Aim of the exercise
Could you find each line of the data below that contains the word "profit" and copy those lines?

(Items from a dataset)

━━━━━━━━━━━━━━━━━━━━

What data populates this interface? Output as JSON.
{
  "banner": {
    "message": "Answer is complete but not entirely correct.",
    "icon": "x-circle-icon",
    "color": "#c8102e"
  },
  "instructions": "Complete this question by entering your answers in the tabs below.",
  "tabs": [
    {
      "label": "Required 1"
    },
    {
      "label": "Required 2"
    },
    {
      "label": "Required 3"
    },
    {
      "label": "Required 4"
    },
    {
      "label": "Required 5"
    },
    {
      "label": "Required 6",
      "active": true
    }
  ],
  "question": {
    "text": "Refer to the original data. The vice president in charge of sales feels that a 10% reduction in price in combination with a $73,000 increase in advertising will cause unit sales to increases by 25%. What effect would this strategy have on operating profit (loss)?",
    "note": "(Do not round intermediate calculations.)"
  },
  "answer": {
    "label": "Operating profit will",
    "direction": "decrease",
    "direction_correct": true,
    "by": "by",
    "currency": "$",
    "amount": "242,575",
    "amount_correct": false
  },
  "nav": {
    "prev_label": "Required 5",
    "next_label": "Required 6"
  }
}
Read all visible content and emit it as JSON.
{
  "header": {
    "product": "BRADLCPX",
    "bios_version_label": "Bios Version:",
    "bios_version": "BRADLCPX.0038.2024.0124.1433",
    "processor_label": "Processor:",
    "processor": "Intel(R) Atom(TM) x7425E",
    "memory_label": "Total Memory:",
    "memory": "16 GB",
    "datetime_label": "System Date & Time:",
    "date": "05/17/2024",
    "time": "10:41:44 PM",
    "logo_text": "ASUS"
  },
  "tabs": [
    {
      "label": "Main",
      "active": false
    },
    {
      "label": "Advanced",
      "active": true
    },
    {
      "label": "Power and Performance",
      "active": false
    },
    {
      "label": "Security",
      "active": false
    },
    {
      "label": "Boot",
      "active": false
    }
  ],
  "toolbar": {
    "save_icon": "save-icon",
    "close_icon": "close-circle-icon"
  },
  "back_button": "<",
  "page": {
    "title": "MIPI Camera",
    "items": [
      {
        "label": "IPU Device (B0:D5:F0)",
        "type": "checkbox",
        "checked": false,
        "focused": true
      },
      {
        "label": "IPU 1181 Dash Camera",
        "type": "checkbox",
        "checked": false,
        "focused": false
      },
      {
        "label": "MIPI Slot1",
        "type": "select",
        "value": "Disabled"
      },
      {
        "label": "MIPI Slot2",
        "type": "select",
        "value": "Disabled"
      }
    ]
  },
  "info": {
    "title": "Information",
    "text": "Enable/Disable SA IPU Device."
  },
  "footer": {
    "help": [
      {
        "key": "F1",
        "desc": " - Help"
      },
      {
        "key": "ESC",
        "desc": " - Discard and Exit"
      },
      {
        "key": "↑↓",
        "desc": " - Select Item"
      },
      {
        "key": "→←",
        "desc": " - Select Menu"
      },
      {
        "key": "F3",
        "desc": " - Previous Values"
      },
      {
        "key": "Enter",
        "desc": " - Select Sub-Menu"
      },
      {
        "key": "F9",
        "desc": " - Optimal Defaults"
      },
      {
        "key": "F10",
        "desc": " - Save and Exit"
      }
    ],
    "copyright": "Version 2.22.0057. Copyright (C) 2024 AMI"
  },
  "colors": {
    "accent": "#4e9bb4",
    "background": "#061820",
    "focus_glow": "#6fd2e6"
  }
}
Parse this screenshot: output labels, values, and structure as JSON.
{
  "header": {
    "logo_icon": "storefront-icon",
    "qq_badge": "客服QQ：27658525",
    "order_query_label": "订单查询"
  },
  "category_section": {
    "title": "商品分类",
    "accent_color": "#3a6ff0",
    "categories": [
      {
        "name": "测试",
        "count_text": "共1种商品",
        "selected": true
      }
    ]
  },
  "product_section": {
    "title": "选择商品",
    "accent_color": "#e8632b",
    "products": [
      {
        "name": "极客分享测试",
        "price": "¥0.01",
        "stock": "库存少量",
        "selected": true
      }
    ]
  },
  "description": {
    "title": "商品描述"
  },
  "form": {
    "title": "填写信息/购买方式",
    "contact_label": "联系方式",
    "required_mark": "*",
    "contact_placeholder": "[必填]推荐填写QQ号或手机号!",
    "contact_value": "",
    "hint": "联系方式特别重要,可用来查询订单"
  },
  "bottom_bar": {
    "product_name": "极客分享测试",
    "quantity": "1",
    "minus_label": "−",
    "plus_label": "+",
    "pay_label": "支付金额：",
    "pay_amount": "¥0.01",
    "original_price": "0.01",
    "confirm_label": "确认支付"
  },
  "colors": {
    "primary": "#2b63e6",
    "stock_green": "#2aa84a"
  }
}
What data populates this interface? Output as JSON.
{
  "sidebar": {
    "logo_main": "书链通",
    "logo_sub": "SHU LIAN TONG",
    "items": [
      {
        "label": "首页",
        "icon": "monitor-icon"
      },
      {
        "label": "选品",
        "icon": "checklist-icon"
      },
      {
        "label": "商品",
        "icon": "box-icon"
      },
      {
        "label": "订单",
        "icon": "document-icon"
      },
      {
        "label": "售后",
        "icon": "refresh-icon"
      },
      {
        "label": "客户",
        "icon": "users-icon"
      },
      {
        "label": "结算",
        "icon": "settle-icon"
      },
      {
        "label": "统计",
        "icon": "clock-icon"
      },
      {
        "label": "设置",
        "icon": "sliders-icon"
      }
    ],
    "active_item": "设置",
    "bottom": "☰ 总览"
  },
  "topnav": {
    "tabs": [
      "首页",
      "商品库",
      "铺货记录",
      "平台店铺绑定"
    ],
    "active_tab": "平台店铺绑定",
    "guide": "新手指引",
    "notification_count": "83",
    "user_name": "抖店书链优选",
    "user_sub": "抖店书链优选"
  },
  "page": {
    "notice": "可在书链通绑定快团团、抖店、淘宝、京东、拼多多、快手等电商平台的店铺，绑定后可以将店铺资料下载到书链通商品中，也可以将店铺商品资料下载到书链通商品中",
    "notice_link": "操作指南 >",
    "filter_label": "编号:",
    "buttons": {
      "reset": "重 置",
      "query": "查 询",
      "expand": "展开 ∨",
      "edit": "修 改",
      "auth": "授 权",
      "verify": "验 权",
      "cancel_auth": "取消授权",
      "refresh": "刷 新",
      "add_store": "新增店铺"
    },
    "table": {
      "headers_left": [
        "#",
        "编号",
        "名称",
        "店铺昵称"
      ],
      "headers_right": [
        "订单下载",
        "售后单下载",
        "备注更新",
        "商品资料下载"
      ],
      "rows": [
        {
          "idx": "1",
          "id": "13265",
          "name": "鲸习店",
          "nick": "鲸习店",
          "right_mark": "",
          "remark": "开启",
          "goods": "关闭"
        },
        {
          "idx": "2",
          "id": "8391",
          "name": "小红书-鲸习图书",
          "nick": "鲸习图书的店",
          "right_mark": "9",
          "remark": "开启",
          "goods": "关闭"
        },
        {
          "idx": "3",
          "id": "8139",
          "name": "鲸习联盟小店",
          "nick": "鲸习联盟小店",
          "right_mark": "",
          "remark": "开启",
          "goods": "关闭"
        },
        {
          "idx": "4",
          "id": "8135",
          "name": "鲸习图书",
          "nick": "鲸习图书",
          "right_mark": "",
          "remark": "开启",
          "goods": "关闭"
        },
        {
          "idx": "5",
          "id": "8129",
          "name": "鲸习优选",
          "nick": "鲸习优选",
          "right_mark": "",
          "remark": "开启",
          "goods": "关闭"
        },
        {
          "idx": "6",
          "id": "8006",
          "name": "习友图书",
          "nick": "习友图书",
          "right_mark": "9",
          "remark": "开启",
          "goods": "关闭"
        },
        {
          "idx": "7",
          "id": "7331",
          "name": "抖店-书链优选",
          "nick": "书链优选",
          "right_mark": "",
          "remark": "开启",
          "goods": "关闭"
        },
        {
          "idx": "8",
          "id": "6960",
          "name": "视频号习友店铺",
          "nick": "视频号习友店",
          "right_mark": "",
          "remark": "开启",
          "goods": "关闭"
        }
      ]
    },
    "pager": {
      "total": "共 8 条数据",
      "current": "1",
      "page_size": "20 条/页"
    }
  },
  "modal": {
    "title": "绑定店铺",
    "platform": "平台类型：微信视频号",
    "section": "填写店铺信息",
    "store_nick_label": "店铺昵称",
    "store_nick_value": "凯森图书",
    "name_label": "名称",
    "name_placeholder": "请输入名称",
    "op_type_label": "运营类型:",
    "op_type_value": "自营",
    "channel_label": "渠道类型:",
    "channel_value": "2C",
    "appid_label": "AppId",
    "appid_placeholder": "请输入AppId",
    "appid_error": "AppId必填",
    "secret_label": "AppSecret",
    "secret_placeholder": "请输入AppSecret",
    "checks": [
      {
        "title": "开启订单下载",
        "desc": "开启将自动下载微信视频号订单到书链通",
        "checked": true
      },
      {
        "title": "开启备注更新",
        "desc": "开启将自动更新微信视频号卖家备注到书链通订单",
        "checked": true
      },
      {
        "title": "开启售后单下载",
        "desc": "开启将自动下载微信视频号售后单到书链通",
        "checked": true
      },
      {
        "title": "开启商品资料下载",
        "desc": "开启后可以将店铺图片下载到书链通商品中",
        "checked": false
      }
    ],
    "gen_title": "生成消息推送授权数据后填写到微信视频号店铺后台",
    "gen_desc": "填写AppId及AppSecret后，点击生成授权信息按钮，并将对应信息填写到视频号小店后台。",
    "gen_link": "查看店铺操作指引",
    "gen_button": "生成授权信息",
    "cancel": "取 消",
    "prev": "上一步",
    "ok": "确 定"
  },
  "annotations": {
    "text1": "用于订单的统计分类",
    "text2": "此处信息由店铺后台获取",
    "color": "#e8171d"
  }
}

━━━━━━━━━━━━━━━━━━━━

Task output
    "text": "Refer to the original data. The vice president in charge of sales feels that a 10% reduction in price in combination with a $73,000 increase in advertising will cause unit sales to increases by 25%. What effect would this strategy have on operating profit (loss)?",
    "label": "Operating profit will",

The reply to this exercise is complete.